In the last post we looked at the Combinatorics Library, a .NET Assembly which provides Combinatoric generation capabilities to your .NET Applications. Now lets look at bundling up that solution & deploying the package to Nuget. Nuget is an online .NET Package Repository & associated Visual Studio extension that makes it easy to manage external assemblies in your projects. Developers who build 3rd party libraries or tools can create a NuGet package and store the package in a NuGet repository. Other developers can then browse the repository (online or with Visual Studio) and add references to those 3rd party tools & libraries.

You can read more about Nuget here.

Read More “Combinatorics in .NET – Part II – Creating a Nuget Package”

How many combinations ?

Combinatorics in .NET – Part I – Permutations, Combinations & Variations

How many combinations?
How many combinations?
[important] This is part 1 of a 2 part post on Combinatorics in .Net

The solution is publicly available on github; https://github.com/eoincampbell/combinatorics

The library can be added to any .NET Soution via Nuget; https://nuget.org/packages/Combinatorics
[/important]

 

Recently while working on a project, I had need to generate combintations and permutations of sets of Inputs. In my search for a decent combinatorics library for .NET, (something which is missing from the BCL), I came across a Codeproject Article from Adrian Akision. The implementation included a C# Generics Collection implementation for creating Combinations, Permutations & Variations from an Input Set. Adrian very graciously allowed that I bundle up the code as a Class Library Solution on Github & then release the library via Nuget.

Read More “Combinatorics in .NET – Part I – Permutations, Combinations & Variations”

Cyclic Reference

Xml & Json Serialization of Object Graphs with Cyclic References in .NET

Cyclic Reference
Cyclic Reference

As a WCF Developer you’ve no doubt run into some issues with object serialization at some point or another during the course of developing your applications. Either during the course of pushing your entities through a WCF Service or by attempting to serialize those object for transit through other media. Recently I ran into some issues around serializing WCF Entities with Circular References (or cyclic relationships) between parent & child Objects.

Background

A large percentage of our company’s software work relies on moving a variety of object graphs around through WCF. These object graphs, often times contain self-references or circular references. The data we deal with is primarily related to the airline industry; specifically crew & flight schedules. It contains complicated tree structures of data with information on the flights crew-member’s fly, the duties (work-shifts) those flights belong to & the pairings, those duties are contained within. (A pairing is airline industry parlance for a collection of Duties organised into a longer 4 or 5 scheduled body of work for a crew member.

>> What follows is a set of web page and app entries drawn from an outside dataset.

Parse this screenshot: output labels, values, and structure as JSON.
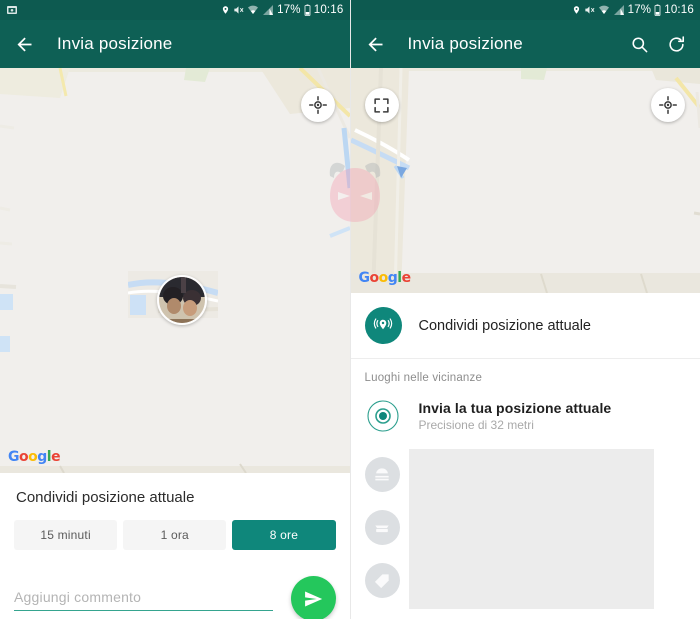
{
  "app": {
    "title": "Invia posizione"
  },
  "status_bar": {
    "icons": [
      "screenshot-icon",
      "location-icon",
      "mute-icon",
      "wifi-icon",
      "signal-icon"
    ],
    "battery": "17%",
    "time": "10:16"
  },
  "left_panel": {
    "appbar": {
      "back": "back-arrow-icon",
      "title": "Invia posizione"
    },
    "map": {
      "locate_button": "locate-icon",
      "google_logo": "Google",
      "avatar_marker": "user-avatar"
    },
    "sheet": {
      "title": "Condividi posizione attuale",
      "durations": [
        {
          "label": "15 minuti",
          "selected": false
        },
        {
          "label": "1 ora",
          "selected": false
        },
        {
          "label": "8 ore",
          "selected": true
        }
      ],
      "comment_placeholder": "Aggiungi commento",
      "comment_value": "",
      "send_button": "send-icon"
    }
  },
  "right_panel": {
    "appbar": {
      "back": "back-arrow-icon",
      "title": "Invia posizione",
      "search": "search-icon",
      "refresh": "refresh-icon"
    },
    "map": {
      "expand_button": "fullscreen-icon",
      "locate_button": "locate-icon",
      "google_logo": "Google"
    },
    "list": {
      "share_row": {
        "icon": "live-location-icon",
        "label": "Condividi posizione attuale"
      },
      "section_label": "Luoghi nelle vicinanze",
      "send_row": {
        "icon": "target-icon",
        "title": "Invia la tua posizione attuale",
        "subtitle": "Precisione di 32 metri"
      },
      "placeholder_rows": [
        {
          "icon": "restaurant-icon"
        },
        {
          "icon": "store-icon"
        },
        {
          "icon": "tag-icon"
        }
      ]
    }
  },
  "watermark": {
    "label": "devil-head-watermark"
  },
  "colors": {
    "status_bar": "#0d5a50",
    "app_bar": "#0e6055",
    "accent_teal": "#0f877b",
    "send_green": "#24c75c",
    "underline_teal": "#35a48f",
    "map_bg": "#f0eeeb"
  }
}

Confusingly, it is not necessarily a Pair of anything).

In order to allow us to more easily navigate these object graphs, we populate a number of helper properties on the entities to allow us to traverse up and down the graph with ease. The following is an extremely simplified example of what gets populated in our Crew Schedule “Roster” Object Graph and shows the relations ships between the three previously mentioned domain entities.

Of course, this makes for some interesting cyclic situations when both the parent objects & contents of the child collections are cross-wired to one another and we want to serialize those objects for use through a WCF Service.

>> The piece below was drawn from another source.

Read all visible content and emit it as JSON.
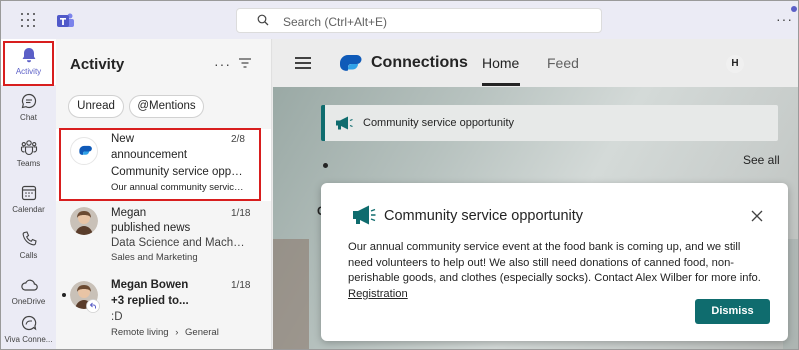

Read More “Xml & Json Serialization of Object Graphs with Cyclic References in .NET”